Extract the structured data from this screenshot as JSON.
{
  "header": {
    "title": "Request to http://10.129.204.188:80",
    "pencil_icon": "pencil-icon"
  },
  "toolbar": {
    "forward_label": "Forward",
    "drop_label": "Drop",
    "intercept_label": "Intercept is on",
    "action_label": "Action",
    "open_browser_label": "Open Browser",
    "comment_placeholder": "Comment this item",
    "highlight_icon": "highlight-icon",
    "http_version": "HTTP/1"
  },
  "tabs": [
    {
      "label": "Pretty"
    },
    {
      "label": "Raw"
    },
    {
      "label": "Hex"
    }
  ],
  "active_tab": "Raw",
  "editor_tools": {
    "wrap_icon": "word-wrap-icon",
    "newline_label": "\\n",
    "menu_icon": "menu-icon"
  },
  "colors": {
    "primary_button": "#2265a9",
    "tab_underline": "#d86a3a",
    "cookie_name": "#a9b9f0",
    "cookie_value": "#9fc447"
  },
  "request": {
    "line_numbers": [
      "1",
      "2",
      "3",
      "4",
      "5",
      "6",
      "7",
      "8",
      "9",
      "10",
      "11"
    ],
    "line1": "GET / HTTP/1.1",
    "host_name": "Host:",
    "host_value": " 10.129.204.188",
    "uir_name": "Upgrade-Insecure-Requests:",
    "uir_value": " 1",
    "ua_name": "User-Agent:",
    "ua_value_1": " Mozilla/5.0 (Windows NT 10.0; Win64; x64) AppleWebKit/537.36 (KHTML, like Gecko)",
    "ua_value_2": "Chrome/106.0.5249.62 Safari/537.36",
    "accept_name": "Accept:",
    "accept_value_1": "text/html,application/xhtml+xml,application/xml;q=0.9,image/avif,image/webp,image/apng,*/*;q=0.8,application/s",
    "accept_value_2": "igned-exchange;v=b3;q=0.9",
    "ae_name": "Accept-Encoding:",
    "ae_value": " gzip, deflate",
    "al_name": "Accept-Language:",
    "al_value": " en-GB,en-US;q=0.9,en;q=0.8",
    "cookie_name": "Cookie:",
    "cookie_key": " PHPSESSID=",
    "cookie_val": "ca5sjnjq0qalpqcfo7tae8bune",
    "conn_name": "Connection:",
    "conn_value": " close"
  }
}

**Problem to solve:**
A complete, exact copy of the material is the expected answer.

**Result of the exercise:**
Extract the structured data from this screenshot as JSON.
{
  "header": {
    "title": "Request to http://10.129.204.188:80",
    "pencil_icon": "pencil-icon"
  },
  "toolbar": {
    "forward_label": "Forward",
    "drop_label": "Drop",
    "intercept_label": "Intercept is on",
    "action_label": "Action",
    "open_browser_label": "Open Browser",
    "comment_placeholder": "Comment this item",
    "highlight_icon": "highlight-icon",
    "http_version": "HTTP/1"
  },
  "tabs": [
    {
      "label": "Pretty"
    },
    {
      "label": "Raw"
    },
    {
      "label": "Hex"
    }
  ],
  "active_tab": "Raw",
  "editor_tools": {
    "wrap_icon": "word-wrap-icon",
    "newline_label": "\\n",
    "menu_icon": "menu-icon"
  },
  "colors": {
    "primary_button": "#2265a9",
    "tab_underline": "#d86a3a",
    "cookie_name": "#a9b9f0",
    "cookie_value": "#9fc447"
  },
  "request": {
    "line_numbers": [
      "1",
      "2",
      "3",
      "4",
      "5",
      "6",
      "7",
      "8",
      "9",
      "10",
      "11"
    ],
    "line1": "GET / HTTP/1.1",
    "host_name": "Host:",
    "host_value": " 10.129.204.188",
    "uir_name": "Upgrade-Insecure-Requests:",
    "uir_value": " 1",
    "ua_name": "User-Agent:",
    "ua_value_1": " Mozilla/5.0 (Windows NT 10.0; Win64; x64) AppleWebKit/537.36 (KHTML, like Gecko)",
    "ua_value_2": "Chrome/106.0.5249.62 Safari/537.36",
    "accept_name": "Accept:",
    "accept_value_1": "text/html,application/xhtml+xml,application/xml;q=0.9,image/avif,image/webp,image/apng,*/*;q=0.8,application/s",
    "accept_value_2": "igned-exchange;v=b3;q=0.9",
    "ae_name": "Accept-Encoding:",
    "ae_value": " gzip, deflate",
    "al_name": "Accept-Language:",
    "al_value": " en-GB,en-US;q=0.9,en;q=0.8",
    "cookie_name": "Cookie:",
    "cookie_key": " PHPSESSID=",
    "cookie_val": "ca5sjnjq0qalpqcfo7tae8bune",
    "conn_name": "Connection:",
    "conn_value": " close"
  }
}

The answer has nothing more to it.